■ EXERCISE DIRECTIONS
A faithful repeat of all the records, with no image kept, is the required answer.
*** MATERIAL SHOWN Section Begins ***
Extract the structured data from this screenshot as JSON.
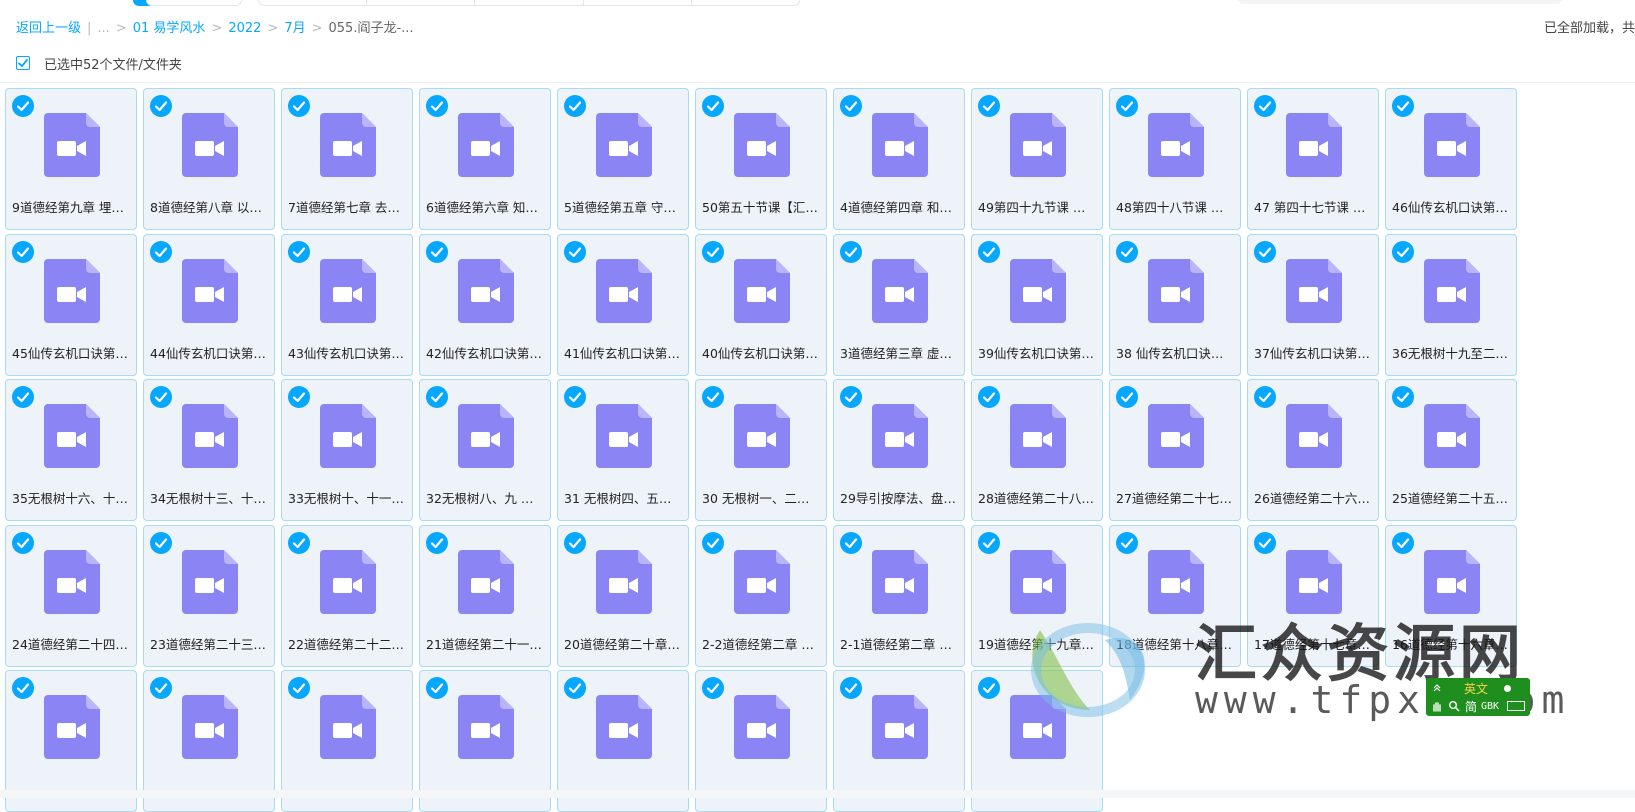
{
  "breadcrumb": {
    "back": "返回上一级",
    "ellipsis": "...",
    "items": [
      "01 易学风水",
      "2022",
      "7月"
    ],
    "current": "055.阎子龙-..."
  },
  "load_status": "已全部加载，共",
  "selection": {
    "label": "已选中52个文件/文件夹",
    "checked": true
  },
  "files": [
    "9道德经第九章 埋…",
    "8道德经第八章 以…",
    "7道德经第七章 去…",
    "6道德经第六章 知…",
    "5道德经第五章 守…",
    "50第五十节课【汇…",
    "4道德经第四章 和…",
    "49第四十九节课 …",
    "48第四十八节课 …",
    "47 第四十七节课 …",
    "46仙传玄机口诀第…",
    "45仙传玄机口诀第…",
    "44仙传玄机口诀第…",
    "43仙传玄机口诀第…",
    "42仙传玄机口诀第…",
    "41仙传玄机口诀第…",
    "40仙传玄机口诀第…",
    "3道德经第三章 虚…",
    "39仙传玄机口诀第…",
    "38 仙传玄机口诀…",
    "37仙传玄机口诀第…",
    "36无根树十九至二…",
    "35无根树十六、十…",
    "34无根树十三、十…",
    "33无根树十、十一…",
    "32无根树八、九 …",
    "31 无根树四、五…",
    "30 无根树一、二…",
    "29导引按摩法、盘…",
    "28道德经第二十八…",
    "27道德经第二十七…",
    "26道德经第二十六…",
    "25道德经第二十五…",
    "24道德经第二十四…",
    "23道德经第二十三…",
    "22道德经第二十二…",
    "21道德经第二十一…",
    "20道德经第二十章…",
    "2-2道德经第二章 …",
    "2-1道德经第二章 …",
    "19道德经第十九章…",
    "18道德经第十八章…",
    "17道德经第十七章…",
    "16道德经第十六章…",
    "",
    "",
    "",
    "",
    "",
    "",
    "",
    ""
  ],
  "watermark": {
    "text": "汇众资源网",
    "url": "www.tfpxw.com"
  },
  "ime": {
    "lang": "英文",
    "mode": "简",
    "encoding": "GBK"
  },
  "colors": {
    "accent": "#06a7ff",
    "file_icon": "#8b84f5",
    "tile_bg": "#eef2f9",
    "tile_border": "#a7dcf3"
  }
}
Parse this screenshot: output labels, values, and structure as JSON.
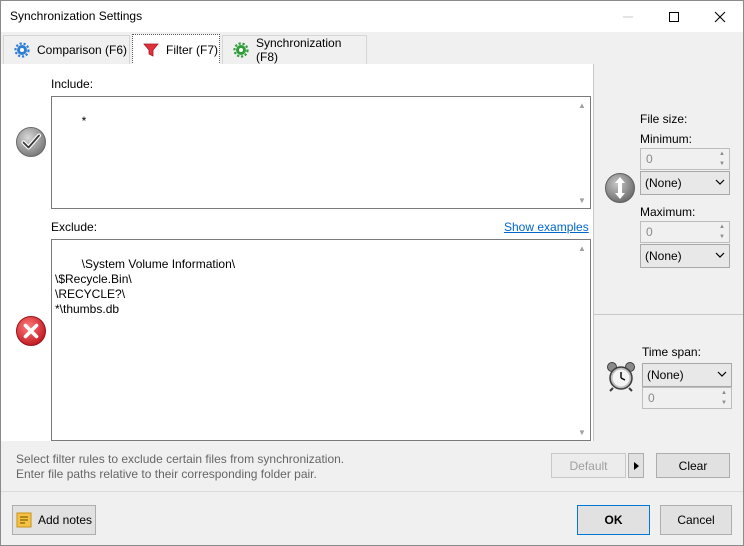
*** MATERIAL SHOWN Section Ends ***
■ TASK SOLUTION
Extract the structured data from this screenshot as JSON.
{
  "breadcrumb": {
    "back": "返回上一级",
    "ellipsis": "...",
    "items": [
      "01 易学风水",
      "2022",
      "7月"
    ],
    "current": "055.阎子龙-..."
  },
  "load_status": "已全部加载，共",
  "selection": {
    "label": "已选中52个文件/文件夹",
    "checked": true
  },
  "files": [
    "9道德经第九章 埋…",
    "8道德经第八章 以…",
    "7道德经第七章 去…",
    "6道德经第六章 知…",
    "5道德经第五章 守…",
    "50第五十节课【汇…",
    "4道德经第四章 和…",
    "49第四十九节课 …",
    "48第四十八节课 …",
    "47 第四十七节课 …",
    "46仙传玄机口诀第…",
    "45仙传玄机口诀第…",
    "44仙传玄机口诀第…",
    "43仙传玄机口诀第…",
    "42仙传玄机口诀第…",
    "41仙传玄机口诀第…",
    "40仙传玄机口诀第…",
    "3道德经第三章 虚…",
    "39仙传玄机口诀第…",
    "38 仙传玄机口诀…",
    "37仙传玄机口诀第…",
    "36无根树十九至二…",
    "35无根树十六、十…",
    "34无根树十三、十…",
    "33无根树十、十一…",
    "32无根树八、九 …",
    "31 无根树四、五…",
    "30 无根树一、二…",
    "29导引按摩法、盘…",
    "28道德经第二十八…",
    "27道德经第二十七…",
    "26道德经第二十六…",
    "25道德经第二十五…",
    "24道德经第二十四…",
    "23道德经第二十三…",
    "22道德经第二十二…",
    "21道德经第二十一…",
    "20道德经第二十章…",
    "2-2道德经第二章 …",
    "2-1道德经第二章 …",
    "19道德经第十九章…",
    "18道德经第十八章…",
    "17道德经第十七章…",
    "16道德经第十六章…",
    "",
    "",
    "",
    "",
    "",
    "",
    "",
    ""
  ],
  "watermark": {
    "text": "汇众资源网",
    "url": "www.tfpxw.com"
  },
  "ime": {
    "lang": "英文",
    "mode": "简",
    "encoding": "GBK"
  },
  "colors": {
    "accent": "#06a7ff",
    "file_icon": "#8b84f5",
    "tile_bg": "#eef2f9",
    "tile_border": "#a7dcf3"
  }
}
Parse this screenshot: output labels, values, and structure as JSON.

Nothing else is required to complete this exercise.